Things the World Divides Over: Eating Edition



Because I was raised a vegetarian until the age of 12, I worked out quite late in life that I really had no idea about (or really understood) the culinary philosophy of “meat and three vegetables” — which it seemed most of my peers were raised on. Apparently it is still the most popular dish served in Australian homes.

And once introduced to that “meat + 3” cultural phenomenon I gradually realised there was a science to suffering this nightly humdrum. Some of those raised on this doctrine played with the idea and decided to “stack”. They neatly cut up the stuff on their plate and carefully combined 2 or more items in a “stack” on their fork. When this was revealed to me I was dumbstruck. My instinct was to ingloriously shovel one of those four portions as quickly as possible into my mouth without any thought. See, I am a simple man. And historically food for me has just been “sustenance”. And the act of eating is treated similarly — almost in a primal way. I eat like the cat eats — which isn’t pretty. I eat quickly lest someone steal my food, I eat everything on my plate just in case the next meal is forever away (not a habit the cat practices it should be said), and I could happily eat the same things over and over for the rest of my life (but in saying that — I am developing a taste for variety in my old age).

And this brings me to the next subject.


In that tiny fraction of a second where you ponder the plate in front of you, certain people will assess what tastes best like they had the Terminator’s analytic computer snuck into their brain and decide to save that for last and attack the “healthy, boring” shit first. But naturally others would devour all the best stuff first and leave the worst for last and wonder why the end of the meal was such a struggle and a massive fight with the parentals. IDIOTS!


And following on from all this… maybe this is just me — but I have never, ever ordered a dessert at a restaurant. When the dessert menu comes out I am overflowing and full of sheer REGRET at how much I have just consumed. Perhaps that’s because I have that “eat everything on your plate just in case” vibe. I also cannot help but order something ridiculously decadent for my main. So I am seriously perplexed by anyone who indulges in this dessert activity. Where do they find the room? The world divides.


It goes without saying that a LOT of people hate that aniseed flavour. Indeed I think there are officially packets of jelly beans that quite racistly exclude “the black ones”. But for me, the black jelly beans were so orgasmically intense and so much better than the other dipshits in the packet — they were like treasure. And having a predilection for them just meant if a kid had a packet of jelly beans to share, there were more for me. Genius.

(Not my photo btw)

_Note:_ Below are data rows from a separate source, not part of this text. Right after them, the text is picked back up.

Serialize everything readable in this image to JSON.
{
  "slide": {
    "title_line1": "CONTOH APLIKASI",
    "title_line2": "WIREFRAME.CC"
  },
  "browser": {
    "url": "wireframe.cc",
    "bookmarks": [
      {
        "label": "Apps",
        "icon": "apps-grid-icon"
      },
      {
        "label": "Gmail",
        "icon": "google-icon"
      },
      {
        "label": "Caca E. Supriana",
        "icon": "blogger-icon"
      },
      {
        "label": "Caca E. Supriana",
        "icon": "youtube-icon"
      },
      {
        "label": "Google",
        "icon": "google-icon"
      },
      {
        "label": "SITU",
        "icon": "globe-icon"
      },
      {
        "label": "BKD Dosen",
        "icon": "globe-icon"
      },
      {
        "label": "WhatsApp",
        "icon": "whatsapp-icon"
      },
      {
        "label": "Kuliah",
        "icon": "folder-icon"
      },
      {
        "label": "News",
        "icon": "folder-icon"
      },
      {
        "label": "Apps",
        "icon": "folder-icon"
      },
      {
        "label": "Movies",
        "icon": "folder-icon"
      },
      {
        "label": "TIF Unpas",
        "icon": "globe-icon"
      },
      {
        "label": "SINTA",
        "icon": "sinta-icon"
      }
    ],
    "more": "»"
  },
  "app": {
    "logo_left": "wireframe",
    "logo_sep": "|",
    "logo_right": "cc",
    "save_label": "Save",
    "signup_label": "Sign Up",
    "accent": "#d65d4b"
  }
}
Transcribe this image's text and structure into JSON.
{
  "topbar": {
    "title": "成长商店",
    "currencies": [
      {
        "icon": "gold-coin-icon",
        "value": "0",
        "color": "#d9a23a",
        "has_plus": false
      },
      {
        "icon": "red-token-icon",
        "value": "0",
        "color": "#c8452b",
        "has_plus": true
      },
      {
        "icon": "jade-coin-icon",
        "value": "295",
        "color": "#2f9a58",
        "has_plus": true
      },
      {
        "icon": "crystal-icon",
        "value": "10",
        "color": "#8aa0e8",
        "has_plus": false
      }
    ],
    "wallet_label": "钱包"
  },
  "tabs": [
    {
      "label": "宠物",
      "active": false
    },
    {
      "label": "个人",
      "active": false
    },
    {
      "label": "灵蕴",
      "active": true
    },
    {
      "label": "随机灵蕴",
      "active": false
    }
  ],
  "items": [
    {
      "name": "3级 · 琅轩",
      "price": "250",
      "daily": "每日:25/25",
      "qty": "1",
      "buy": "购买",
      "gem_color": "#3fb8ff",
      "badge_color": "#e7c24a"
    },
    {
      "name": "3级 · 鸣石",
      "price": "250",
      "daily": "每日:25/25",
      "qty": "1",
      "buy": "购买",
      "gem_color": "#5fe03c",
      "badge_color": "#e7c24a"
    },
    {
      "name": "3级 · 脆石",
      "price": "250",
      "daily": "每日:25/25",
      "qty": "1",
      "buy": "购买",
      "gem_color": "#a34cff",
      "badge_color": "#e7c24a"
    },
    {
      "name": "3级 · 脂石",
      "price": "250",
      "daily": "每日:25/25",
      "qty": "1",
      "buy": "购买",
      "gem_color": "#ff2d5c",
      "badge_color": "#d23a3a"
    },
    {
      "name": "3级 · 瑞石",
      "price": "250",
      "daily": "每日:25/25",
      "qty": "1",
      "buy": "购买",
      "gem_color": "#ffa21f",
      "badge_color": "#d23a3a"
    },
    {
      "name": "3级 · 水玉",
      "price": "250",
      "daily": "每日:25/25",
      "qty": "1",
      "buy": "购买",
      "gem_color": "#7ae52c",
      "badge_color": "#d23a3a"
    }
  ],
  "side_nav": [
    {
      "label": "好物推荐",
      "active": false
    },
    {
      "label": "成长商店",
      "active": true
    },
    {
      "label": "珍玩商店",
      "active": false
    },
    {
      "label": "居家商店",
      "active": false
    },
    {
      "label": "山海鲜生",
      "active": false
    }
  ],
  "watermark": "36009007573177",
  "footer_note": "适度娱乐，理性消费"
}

So 2 minute noodles are something I could write a whole blog about. And it is because they were my introduction to cooking — unless you count making toast as cooking — and 2 minute noodles were where I cut my teeth (if that’s not confusing my metaphors). I suspect cooking is just like songwriting. It’s all about timing, experimentation, and knowing the rules just so you can break them.


See how I juxtaposed the KitchenAid with the Mi Goreng?

Anyway — I spent 3 long years in uni and I made a lot of noodles — and this was in the primitive days before Mi Goreng. So the point here is that everyone makes their noodles their own way. For instance there are those that like the wet version and others who like to drain. Some people add butter or cheese — and then there’s my friend Jess Jardine who adds peanut butter. Weird!


Dee loves utensils. She is borderline obsessive about having a knife for every single meal — even if the meal is easily consumed without one. Indeed I suspect when soup is on the menu she secretly wishes for at least a “spork”. Meanwhile, I will only use a knife when it is absolutely necessary.


I am interested to know if there are other divisions in the eating community — you know, make a comment if you want. Dee tells me she can’t stand mixing fruit and meat (unless it’s pineapple, and usually ham) and that two distinct meats in a meal is a big no-no.